Instead, they urged people to make their own masks or find individuals or businesses in their area who are making them.

“Wearing a mask or even a bandanna could be an extra layer of protection,” Levine said. “Remember, a mask isn’t a pass to go back to work or visit friends or socialize.”

Masks will help reduce community spread, Wolf said, and protect essential workers. He said they prevent the mask-wearer from inadvertently infecting “innocent bystanders ... like the grocery store cashier, or the pharmacist or someone stocking shelves.”

Masks aren’t necessary for isolated outdoor exercise, Levine said, but she reminded people that they may encounter others when on hikes, runs, or walks in public areas.

The CDC now recommends all Americans wear non-medical cloth masks or facial coverings in public settings, President Donald Trump said Friday. He said wearing a covering is voluntary.

» READ MORE: How to make a face mask, and what you need to know about homemade masks

Surgeon General Jerome Adams said the cloth face coverings should be used in public settings where social distancing measures are tough to maintain, like grocery stores and pharmacies, but emphasized maintaining six feet of distancing is “key to preventing the virus’ spread.”

Earlier in the day, Philadelphia Health Commissioner Thomas Farley said the city would follow the CDC guidance, and echoed other officials’ continued calls for social distancing as a first line of defense. People should not leave their homes more often if they are wearing a mask, he said.

"By wearing a face mask, you protect the people around you,” he said. “My mask protects you, your mask protects me.”

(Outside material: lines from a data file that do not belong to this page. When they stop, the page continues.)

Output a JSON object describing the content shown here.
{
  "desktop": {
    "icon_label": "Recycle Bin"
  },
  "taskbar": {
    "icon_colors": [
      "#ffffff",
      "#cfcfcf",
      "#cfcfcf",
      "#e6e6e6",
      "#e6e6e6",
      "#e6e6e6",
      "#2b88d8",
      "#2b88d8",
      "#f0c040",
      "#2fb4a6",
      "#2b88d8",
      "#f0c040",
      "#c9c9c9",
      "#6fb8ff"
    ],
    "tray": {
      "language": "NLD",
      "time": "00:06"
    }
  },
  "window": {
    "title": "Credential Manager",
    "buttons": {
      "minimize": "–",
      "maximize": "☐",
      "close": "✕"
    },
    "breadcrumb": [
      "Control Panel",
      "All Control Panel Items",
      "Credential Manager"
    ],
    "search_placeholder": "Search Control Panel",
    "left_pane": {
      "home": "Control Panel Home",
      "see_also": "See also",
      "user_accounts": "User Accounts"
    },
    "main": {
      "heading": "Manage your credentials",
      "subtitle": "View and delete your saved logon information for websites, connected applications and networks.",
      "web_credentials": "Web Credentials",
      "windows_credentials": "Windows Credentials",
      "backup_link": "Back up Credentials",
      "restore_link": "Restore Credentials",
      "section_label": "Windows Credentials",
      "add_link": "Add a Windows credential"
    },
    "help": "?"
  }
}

Staff writers Ellie Rushing and Laura McCrystal contributed to this article.